─── RECORD SET ───
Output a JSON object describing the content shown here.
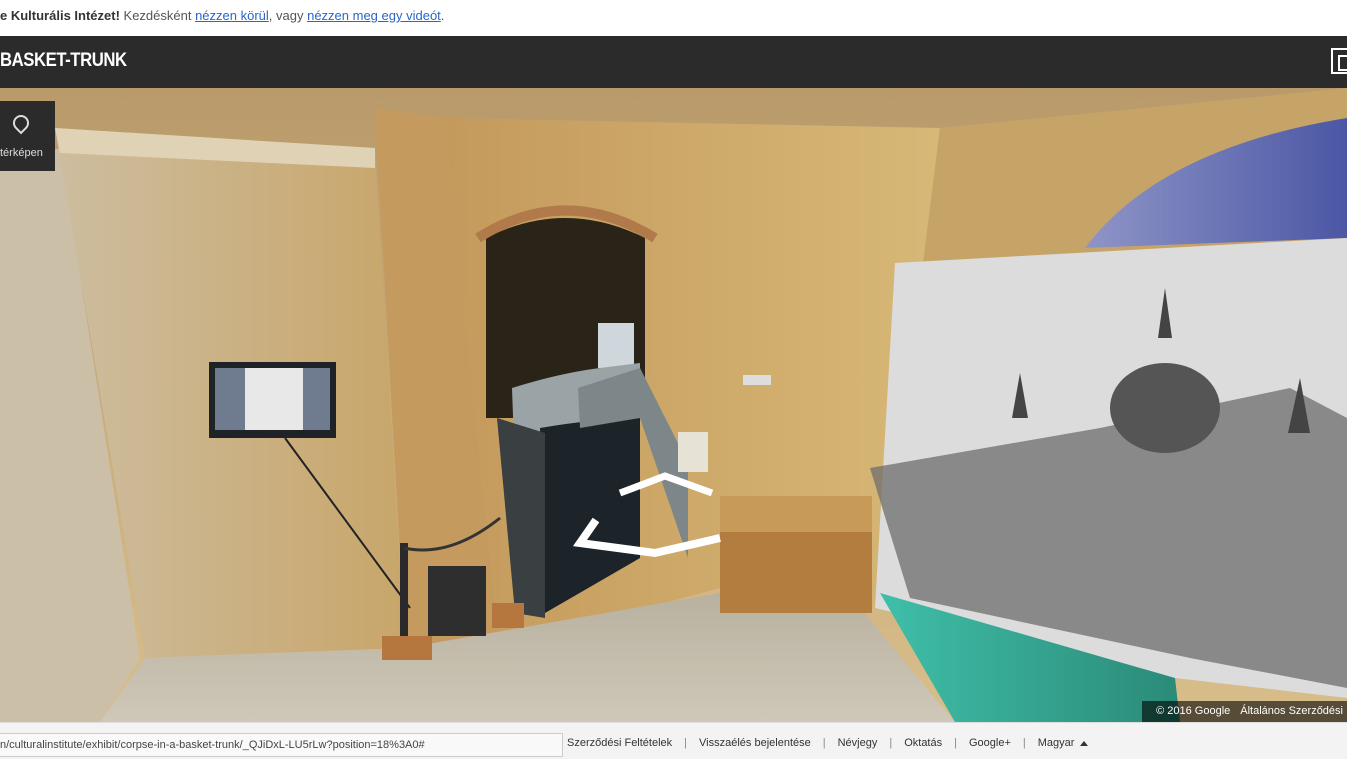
{
  "top_notice": {
    "institute": "e Kulturális Intézet!",
    "text1": " Kezdésként ",
    "link1": "nézzen körül",
    "text2": ", vagy ",
    "link2": "nézzen meg egy videót",
    "text3": "."
  },
  "header": {
    "title": "BASKET-TRUNK"
  },
  "viewer": {
    "map_button_label": "térképen",
    "copyright": "© 2016 Google",
    "terms": "Általános Szerződési"
  },
  "footer": {
    "url": "n/culturalinstitute/exhibit/corpse-in-a-basket-trunk/_QJiDxL-LU5rLw?position=18%3A0#",
    "links": [
      "Szerződési Feltételek",
      "Visszaélés bejelentése",
      "Névjegy",
      "Oktatás",
      "Google+",
      "Magyar"
    ]
  },
  "colors": {
    "header_bg": "#2b2b2b",
    "link": "#2a66c9"
  }
}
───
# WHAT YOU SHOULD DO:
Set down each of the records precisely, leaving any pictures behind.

# COMPLETED TASK:
Output a JSON object describing the content shown here.
{
  "top_notice": {
    "institute": "e Kulturális Intézet!",
    "text1": " Kezdésként ",
    "link1": "nézzen körül",
    "text2": ", vagy ",
    "link2": "nézzen meg egy videót",
    "text3": "."
  },
  "header": {
    "title": "BASKET-TRUNK"
  },
  "viewer": {
    "map_button_label": "térképen",
    "copyright": "© 2016 Google",
    "terms": "Általános Szerződési"
  },
  "footer": {
    "url": "n/culturalinstitute/exhibit/corpse-in-a-basket-trunk/_QJiDxL-LU5rLw?position=18%3A0#",
    "links": [
      "Szerződési Feltételek",
      "Visszaélés bejelentése",
      "Névjegy",
      "Oktatás",
      "Google+",
      "Magyar"
    ]
  },
  "colors": {
    "header_bg": "#2b2b2b",
    "link": "#2a66c9"
  }
}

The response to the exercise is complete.